---------- Given entries

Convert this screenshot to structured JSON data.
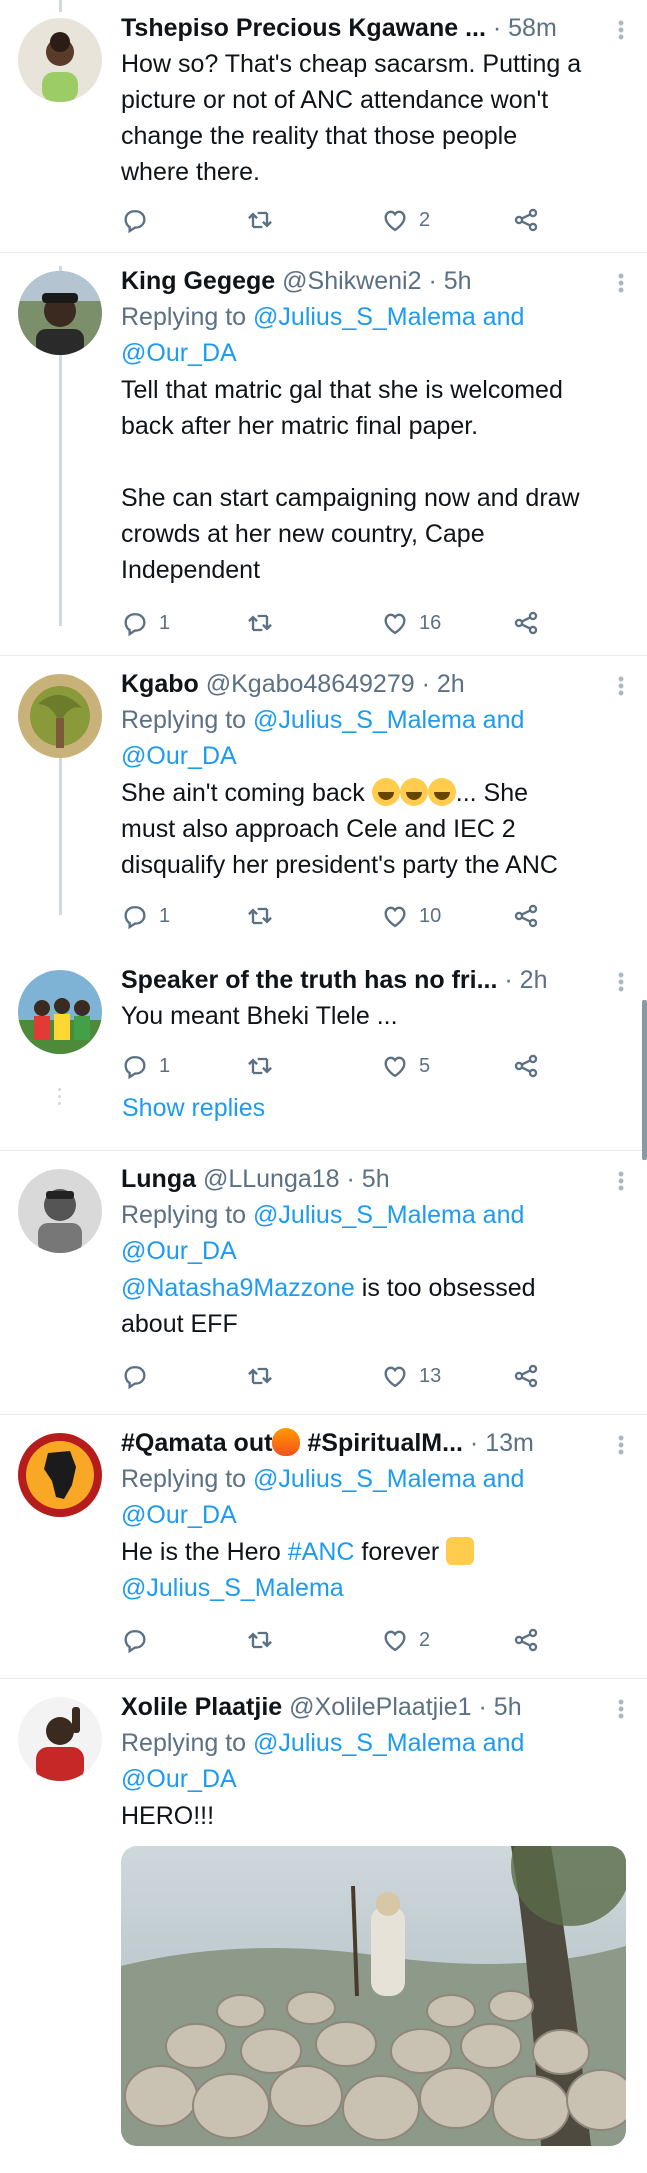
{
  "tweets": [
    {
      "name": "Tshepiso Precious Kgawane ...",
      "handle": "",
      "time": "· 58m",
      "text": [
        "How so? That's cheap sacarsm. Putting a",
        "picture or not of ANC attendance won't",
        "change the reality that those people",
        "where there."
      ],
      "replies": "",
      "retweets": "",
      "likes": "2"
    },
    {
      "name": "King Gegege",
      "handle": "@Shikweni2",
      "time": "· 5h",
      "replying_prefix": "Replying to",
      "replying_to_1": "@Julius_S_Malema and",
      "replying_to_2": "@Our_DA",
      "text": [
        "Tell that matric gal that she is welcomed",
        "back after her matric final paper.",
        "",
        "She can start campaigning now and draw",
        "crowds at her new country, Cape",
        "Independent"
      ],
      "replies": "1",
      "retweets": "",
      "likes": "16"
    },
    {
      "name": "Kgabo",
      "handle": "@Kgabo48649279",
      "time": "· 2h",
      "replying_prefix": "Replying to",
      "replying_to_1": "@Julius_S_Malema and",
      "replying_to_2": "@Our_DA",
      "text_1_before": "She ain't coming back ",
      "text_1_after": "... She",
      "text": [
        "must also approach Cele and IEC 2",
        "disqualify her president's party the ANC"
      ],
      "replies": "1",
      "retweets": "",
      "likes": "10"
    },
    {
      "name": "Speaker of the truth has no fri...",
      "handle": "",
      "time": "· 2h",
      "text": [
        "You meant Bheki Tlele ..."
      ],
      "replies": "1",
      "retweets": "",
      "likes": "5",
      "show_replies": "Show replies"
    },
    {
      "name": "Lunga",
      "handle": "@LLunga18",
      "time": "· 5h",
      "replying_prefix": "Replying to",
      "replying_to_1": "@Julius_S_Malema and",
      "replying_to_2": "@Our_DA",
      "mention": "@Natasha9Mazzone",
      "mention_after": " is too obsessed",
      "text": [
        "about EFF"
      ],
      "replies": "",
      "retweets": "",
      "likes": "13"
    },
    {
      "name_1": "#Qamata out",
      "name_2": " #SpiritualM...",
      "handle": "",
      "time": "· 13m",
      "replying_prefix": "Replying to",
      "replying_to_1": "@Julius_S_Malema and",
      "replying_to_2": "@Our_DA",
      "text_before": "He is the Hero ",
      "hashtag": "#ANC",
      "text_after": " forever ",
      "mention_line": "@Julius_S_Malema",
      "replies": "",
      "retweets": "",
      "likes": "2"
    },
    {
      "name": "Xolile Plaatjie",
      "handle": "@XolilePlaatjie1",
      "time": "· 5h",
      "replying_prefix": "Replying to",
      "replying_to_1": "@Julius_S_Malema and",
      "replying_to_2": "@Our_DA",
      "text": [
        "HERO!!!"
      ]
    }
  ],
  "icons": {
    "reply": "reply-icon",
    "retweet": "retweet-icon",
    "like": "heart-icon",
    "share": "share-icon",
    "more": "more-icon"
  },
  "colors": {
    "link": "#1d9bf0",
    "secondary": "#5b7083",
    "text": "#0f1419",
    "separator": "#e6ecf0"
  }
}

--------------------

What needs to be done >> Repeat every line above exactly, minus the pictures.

Expected answer >>
Convert this screenshot to structured JSON data.
{
  "tweets": [
    {
      "name": "Tshepiso Precious Kgawane ...",
      "handle": "",
      "time": "· 58m",
      "text": [
        "How so? That's cheap sacarsm. Putting a",
        "picture or not of ANC attendance won't",
        "change the reality that those people",
        "where there."
      ],
      "replies": "",
      "retweets": "",
      "likes": "2"
    },
    {
      "name": "King Gegege",
      "handle": "@Shikweni2",
      "time": "· 5h",
      "replying_prefix": "Replying to",
      "replying_to_1": "@Julius_S_Malema and",
      "replying_to_2": "@Our_DA",
      "text": [
        "Tell that matric gal that she is welcomed",
        "back after her matric final paper.",
        "",
        "She can start campaigning now and draw",
        "crowds at her new country, Cape",
        "Independent"
      ],
      "replies": "1",
      "retweets": "",
      "likes": "16"
    },
    {
      "name": "Kgabo",
      "handle": "@Kgabo48649279",
      "time": "· 2h",
      "replying_prefix": "Replying to",
      "replying_to_1": "@Julius_S_Malema and",
      "replying_to_2": "@Our_DA",
      "text_1_before": "She ain't coming back ",
      "text_1_after": "... She",
      "text": [
        "must also approach Cele and IEC 2",
        "disqualify her president's party the ANC"
      ],
      "replies": "1",
      "retweets": "",
      "likes": "10"
    },
    {
      "name": "Speaker of the truth has no fri...",
      "handle": "",
      "time": "· 2h",
      "text": [
        "You meant Bheki Tlele ..."
      ],
      "replies": "1",
      "retweets": "",
      "likes": "5",
      "show_replies": "Show replies"
    },
    {
      "name": "Lunga",
      "handle": "@LLunga18",
      "time": "· 5h",
      "replying_prefix": "Replying to",
      "replying_to_1": "@Julius_S_Malema and",
      "replying_to_2": "@Our_DA",
      "mention": "@Natasha9Mazzone",
      "mention_after": " is too obsessed",
      "text": [
        "about EFF"
      ],
      "replies": "",
      "retweets": "",
      "likes": "13"
    },
    {
      "name_1": "#Qamata out",
      "name_2": " #SpiritualM...",
      "handle": "",
      "time": "· 13m",
      "replying_prefix": "Replying to",
      "replying_to_1": "@Julius_S_Malema and",
      "replying_to_2": "@Our_DA",
      "text_before": "He is the Hero ",
      "hashtag": "#ANC",
      "text_after": " forever ",
      "mention_line": "@Julius_S_Malema",
      "replies": "",
      "retweets": "",
      "likes": "2"
    },
    {
      "name": "Xolile Plaatjie",
      "handle": "@XolilePlaatjie1",
      "time": "· 5h",
      "replying_prefix": "Replying to",
      "replying_to_1": "@Julius_S_Malema and",
      "replying_to_2": "@Our_DA",
      "text": [
        "HERO!!!"
      ]
    }
  ],
  "icons": {
    "reply": "reply-icon",
    "retweet": "retweet-icon",
    "like": "heart-icon",
    "share": "share-icon",
    "more": "more-icon"
  },
  "colors": {
    "link": "#1d9bf0",
    "secondary": "#5b7083",
    "text": "#0f1419",
    "separator": "#e6ecf0"
  }
}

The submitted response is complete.